According to Childneuro consultant Dr.Arif Khan, different types of headaches are:
Tension Headache. These are the most common types of headaches. Stress and mental or emotional conflict can trigger tension headaches.
Migraine. Migraines may start early in childhood. Researchers estimate that nearly 1 in 5 teens has migraine headaches. The average age they can start is 7 years old for boys and 10 years old for girls. There is often a family history of migraines. Some girls may have migraines that happen with their menstrual periods.

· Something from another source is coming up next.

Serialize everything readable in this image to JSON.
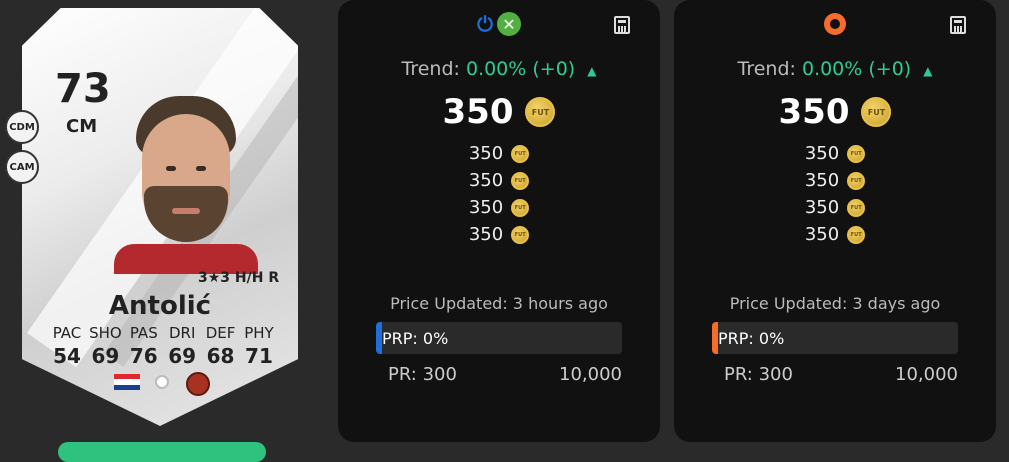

Cluster Headaches. Cluster headaches usually occur in a series that may last weeks or months. This series of headaches may return every 1 to 2 years. These headaches are much rarer than tension headaches or migraines. They can start in children older than age 10. They are more common in teen boys.
What causes headaches in a child?
Researchers don’t fully understand the exact cause of headaches. Many headaches may be caused by tight muscles and widened (dilated) blood vessels in the head. Stress and mental or emotional conflict can trigger tension headaches. Migraine headaches may be caused by changes in brain chemicals or nerve signals.
Other headaches may be caused by a change in pain signals from nerves in the head, face, and neck. Lack of sleep and poor sleep quality are often the cause of chronic headaches. In rarer cases, headaches may be caused by a problem in the brain such as a tumor.
What Is a Migraine With Aura?
A migraine with aura is a severe headache that happens along with things like dizziness, a ringing in your ears, zigzag lines in your vision, or sensitivity to light, says Dr Arif Khan.
Though they can hurt a lot and make you feel “off,” these headaches aren’t life-threatening. There are things you can do as well as medications and devices that can treat the symptoms and prevent migraine with aura.
Migraine with aura (with or without a headache). This is also called a classic migraine.
Migraine with brainstem aura. This is when the aura starts in the base of your brain (brainstem) or both sides of your brain.
Hemiplegic migraine. In this rare type, aura causes weakness on one side of your body (hemiplegia).
Retinal migraine. You have vision changes in one eye before the migraine begins.
The aura usually begins over a period of 5 to 20 minutes and lasts less than an hour. It can affect any of your senses. Symptoms include:
Blind spots (scotomas)
Vision loss in part of one or both eyes
Seeing zigzag patterns (fortification spectra)
Seeing flashing lights (scintilla)
Seeing, hearing, or smelling things that aren’t really there (hallucinations)
Prickling, tingling, or numbness (paresthesia)
Trouble finding words or speaking (aphasia)